  • Task lighting that is specific to worker would allow them to adjust the lighting level as necessary for her on a daily basis. Office lighting can often bounce off of other shiny hardware in an office setting such as a keyboard without a matte finish, cabinets and even the paint on the walls, which can be glossy (or reflective) enough to bounce light around a work area.
  • Problem: Headaches caused by neck strain and eyestrain of improper posture and positioning between worker and workstation.
  • Possible Solution: Adjust the "screen distance: You should sit about 20 inches from the computer monitor, a little farther away than reading distance, with the top of the screen at or below eye level.
  • Further, an individual workstation should provide the operator with a comfortable sitting position sufficiently flexible to reach, use, and observe the screen, keyboard, and document. If your monitor is too far away, you will have to strain to read the print.
  • Likewise, if it is too close, you may also strain your eyes. If the monitor is too high, you will have to angle your neck to look up at it, which could cause your neck to be sore, and may contribute to headaches. Also, when you are continually looking up, you may not fully close your eyes when you blink, and this can cause your eyes to dry out.

The following suggestions work within OSHA's guidelines for safety with video display terminals Posture support:

  • The seat and backrest of the chair should support a comfortable posture permitting occasional variations in the sitting position.
  • Chair height and backrest angle should be easily adjustable. A foot rest may be necessary for short individuals.
  • Arms: When the operator's hands are resting on the keyboard, the upper arm and forearm should form a right angle. The hands should be in a reasonably straight line with the forearm. Long or unusually high reaches should be avoided. Armrests should permit periodic support as needed.
  • Legs and feet: The chair height is correct when the entire sole of the foot can rest on the floor or footrest and the back of the knee is slightly higher than the seat of the chair. This allows the blood to circulate freely in the legs and feet.
  • Adjustment of screen position: Screens [that] swivel horizontally and tilt or elevate vertically enable the operator to select the optimum viewing angle.
  • [Workstation] surface: The table or [workstation] should suit the kind of task to be done. It should be large enough for any reference books, files, telephone, or text and also permit different positions of the screen and keyboard. Adjustable surface height is an advantage.
  • Eye and screen: The topmost line of the display should not be higher than the user's eyes.
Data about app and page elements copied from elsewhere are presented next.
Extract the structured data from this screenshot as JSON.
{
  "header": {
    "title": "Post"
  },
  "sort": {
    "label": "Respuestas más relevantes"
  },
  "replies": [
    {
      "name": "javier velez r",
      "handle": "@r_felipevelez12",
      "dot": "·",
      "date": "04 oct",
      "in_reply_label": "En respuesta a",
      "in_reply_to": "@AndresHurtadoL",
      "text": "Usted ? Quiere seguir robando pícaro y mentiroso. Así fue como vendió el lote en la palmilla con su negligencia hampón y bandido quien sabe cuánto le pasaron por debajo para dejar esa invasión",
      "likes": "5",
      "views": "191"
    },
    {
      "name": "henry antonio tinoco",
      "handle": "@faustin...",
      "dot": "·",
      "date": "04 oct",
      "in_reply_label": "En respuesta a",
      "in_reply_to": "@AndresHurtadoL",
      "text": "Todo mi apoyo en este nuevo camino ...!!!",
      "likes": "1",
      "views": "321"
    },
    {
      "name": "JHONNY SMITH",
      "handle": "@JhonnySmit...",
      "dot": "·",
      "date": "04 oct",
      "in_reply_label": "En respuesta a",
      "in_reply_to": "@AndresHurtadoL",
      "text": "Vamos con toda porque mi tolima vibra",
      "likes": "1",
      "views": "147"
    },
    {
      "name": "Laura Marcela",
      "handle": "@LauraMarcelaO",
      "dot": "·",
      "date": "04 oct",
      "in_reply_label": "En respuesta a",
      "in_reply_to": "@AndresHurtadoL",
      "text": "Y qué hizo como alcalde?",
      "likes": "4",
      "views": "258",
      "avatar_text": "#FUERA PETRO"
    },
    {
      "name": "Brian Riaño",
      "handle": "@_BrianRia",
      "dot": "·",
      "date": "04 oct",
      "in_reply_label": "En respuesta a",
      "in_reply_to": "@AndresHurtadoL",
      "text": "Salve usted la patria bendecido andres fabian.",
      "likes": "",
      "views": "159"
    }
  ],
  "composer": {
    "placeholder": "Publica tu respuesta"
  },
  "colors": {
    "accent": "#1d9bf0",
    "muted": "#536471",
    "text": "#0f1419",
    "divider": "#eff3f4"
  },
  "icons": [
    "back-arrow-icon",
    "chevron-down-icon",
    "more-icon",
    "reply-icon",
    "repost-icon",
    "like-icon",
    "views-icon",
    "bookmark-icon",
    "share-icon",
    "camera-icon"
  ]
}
  • The screen and document holder should be the same distance from the eye (to avoid constant changes of focus) and close together so the operator can look from one to the other without excessive movement of the neck or back.
  • The incline of the document holder should be adjustable.
  • Legibility is a prime consideration in selecting a display screen. This also applies to document selection.
  • Legibility factors to be considered include:
    • symbol size and design
    • contrast
    • sharpness.
  • Adjustment of the keyboard: A movable keyboard is a plus. It can be arranged to suit the type of work and the need to consult documents or notes.